> [PROVIDED RECORDS]
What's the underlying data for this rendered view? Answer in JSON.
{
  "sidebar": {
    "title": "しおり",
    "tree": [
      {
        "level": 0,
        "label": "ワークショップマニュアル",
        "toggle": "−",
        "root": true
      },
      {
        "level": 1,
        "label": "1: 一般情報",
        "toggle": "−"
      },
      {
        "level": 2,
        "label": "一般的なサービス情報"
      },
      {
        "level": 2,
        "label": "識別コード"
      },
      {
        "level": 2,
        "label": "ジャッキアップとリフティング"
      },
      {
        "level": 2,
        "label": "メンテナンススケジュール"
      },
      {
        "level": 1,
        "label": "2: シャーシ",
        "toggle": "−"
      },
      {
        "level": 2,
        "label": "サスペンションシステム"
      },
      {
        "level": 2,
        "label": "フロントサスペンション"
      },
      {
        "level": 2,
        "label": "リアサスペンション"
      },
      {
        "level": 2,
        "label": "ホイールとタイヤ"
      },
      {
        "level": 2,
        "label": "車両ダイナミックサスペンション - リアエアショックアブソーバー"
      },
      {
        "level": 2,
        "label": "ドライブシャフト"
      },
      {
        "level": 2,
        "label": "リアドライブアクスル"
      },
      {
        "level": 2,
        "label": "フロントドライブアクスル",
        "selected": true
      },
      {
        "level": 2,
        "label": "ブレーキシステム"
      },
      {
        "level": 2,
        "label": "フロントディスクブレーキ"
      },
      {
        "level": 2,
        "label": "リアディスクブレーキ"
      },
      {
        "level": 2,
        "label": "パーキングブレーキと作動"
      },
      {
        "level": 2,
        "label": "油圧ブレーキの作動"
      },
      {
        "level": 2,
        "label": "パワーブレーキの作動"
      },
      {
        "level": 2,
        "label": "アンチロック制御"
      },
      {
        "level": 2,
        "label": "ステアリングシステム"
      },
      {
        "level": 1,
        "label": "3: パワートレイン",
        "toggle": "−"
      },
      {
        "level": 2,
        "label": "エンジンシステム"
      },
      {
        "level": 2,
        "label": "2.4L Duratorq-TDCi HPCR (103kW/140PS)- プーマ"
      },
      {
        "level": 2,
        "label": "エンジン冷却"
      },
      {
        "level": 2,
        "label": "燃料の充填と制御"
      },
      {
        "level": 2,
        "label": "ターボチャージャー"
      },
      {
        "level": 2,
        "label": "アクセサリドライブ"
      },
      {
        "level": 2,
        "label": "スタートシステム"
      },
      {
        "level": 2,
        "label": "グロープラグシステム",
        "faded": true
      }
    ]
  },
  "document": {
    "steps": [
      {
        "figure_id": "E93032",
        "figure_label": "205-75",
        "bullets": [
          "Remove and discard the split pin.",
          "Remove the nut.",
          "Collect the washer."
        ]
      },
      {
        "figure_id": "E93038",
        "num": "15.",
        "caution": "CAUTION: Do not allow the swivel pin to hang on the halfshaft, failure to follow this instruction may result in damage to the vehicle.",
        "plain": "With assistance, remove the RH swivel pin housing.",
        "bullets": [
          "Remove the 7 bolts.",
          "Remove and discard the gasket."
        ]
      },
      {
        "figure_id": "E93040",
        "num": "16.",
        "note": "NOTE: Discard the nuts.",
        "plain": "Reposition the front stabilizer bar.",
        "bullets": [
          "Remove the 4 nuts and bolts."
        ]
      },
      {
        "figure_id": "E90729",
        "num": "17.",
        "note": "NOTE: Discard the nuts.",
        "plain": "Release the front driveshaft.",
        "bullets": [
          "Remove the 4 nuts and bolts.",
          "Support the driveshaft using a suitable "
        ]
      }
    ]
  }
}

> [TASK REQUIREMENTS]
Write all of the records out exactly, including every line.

> [RESULT OF THE TASK]
What's the underlying data for this rendered view? Answer in JSON.
{
  "sidebar": {
    "title": "しおり",
    "tree": [
      {
        "level": 0,
        "label": "ワークショップマニュアル",
        "toggle": "−",
        "root": true
      },
      {
        "level": 1,
        "label": "1: 一般情報",
        "toggle": "−"
      },
      {
        "level": 2,
        "label": "一般的なサービス情報"
      },
      {
        "level": 2,
        "label": "識別コード"
      },
      {
        "level": 2,
        "label": "ジャッキアップとリフティング"
      },
      {
        "level": 2,
        "label": "メンテナンススケジュール"
      },
      {
        "level": 1,
        "label": "2: シャーシ",
        "toggle": "−"
      },
      {
        "level": 2,
        "label": "サスペンションシステム"
      },
      {
        "level": 2,
        "label": "フロントサスペンション"
      },
      {
        "level": 2,
        "label": "リアサスペンション"
      },
      {
        "level": 2,
        "label": "ホイールとタイヤ"
      },
      {
        "level": 2,
        "label": "車両ダイナミックサスペンション - リアエアショックアブソーバー"
      },
      {
        "level": 2,
        "label": "ドライブシャフト"
      },
      {
        "level": 2,
        "label": "リアドライブアクスル"
      },
      {
        "level": 2,
        "label": "フロントドライブアクスル",
        "selected": true
      },
      {
        "level": 2,
        "label": "ブレーキシステム"
      },
      {
        "level": 2,
        "label": "フロントディスクブレーキ"
      },
      {
        "level": 2,
        "label": "リアディスクブレーキ"
      },
      {
        "level": 2,
        "label": "パーキングブレーキと作動"
      },
      {
        "level": 2,
        "label": "油圧ブレーキの作動"
      },
      {
        "level": 2,
        "label": "パワーブレーキの作動"
      },
      {
        "level": 2,
        "label": "アンチロック制御"
      },
      {
        "level": 2,
        "label": "ステアリングシステム"
      },
      {
        "level": 1,
        "label": "3: パワートレイン",
        "toggle": "−"
      },
      {
        "level": 2,
        "label": "エンジンシステム"
      },
      {
        "level": 2,
        "label": "2.4L Duratorq-TDCi HPCR (103kW/140PS)- プーマ"
      },
      {
        "level": 2,
        "label": "エンジン冷却"
      },
      {
        "level": 2,
        "label": "燃料の充填と制御"
      },
      {
        "level": 2,
        "label": "ターボチャージャー"
      },
      {
        "level": 2,
        "label": "アクセサリドライブ"
      },
      {
        "level": 2,
        "label": "スタートシステム"
      },
      {
        "level": 2,
        "label": "グロープラグシステム",
        "faded": true
      }
    ]
  },
  "document": {
    "steps": [
      {
        "figure_id": "E93032",
        "figure_label": "205-75",
        "bullets": [
          "Remove and discard the split pin.",
          "Remove the nut.",
          "Collect the washer."
        ]
      },
      {
        "figure_id": "E93038",
        "num": "15.",
        "caution": "CAUTION: Do not allow the swivel pin to hang on the halfshaft, failure to follow this instruction may result in damage to the vehicle.",
        "plain": "With assistance, remove the RH swivel pin housing.",
        "bullets": [
          "Remove the 7 bolts.",
          "Remove and discard the gasket."
        ]
      },
      {
        "figure_id": "E93040",
        "num": "16.",
        "note": "NOTE: Discard the nuts.",
        "plain": "Reposition the front stabilizer bar.",
        "bullets": [
          "Remove the 4 nuts and bolts."
        ]
      },
      {
        "figure_id": "E90729",
        "num": "17.",
        "note": "NOTE: Discard the nuts.",
        "plain": "Release the front driveshaft.",
        "bullets": [
          "Remove the 4 nuts and bolts.",
          "Support the driveshaft using a suitable "
        ]
      }
    ]
  }
}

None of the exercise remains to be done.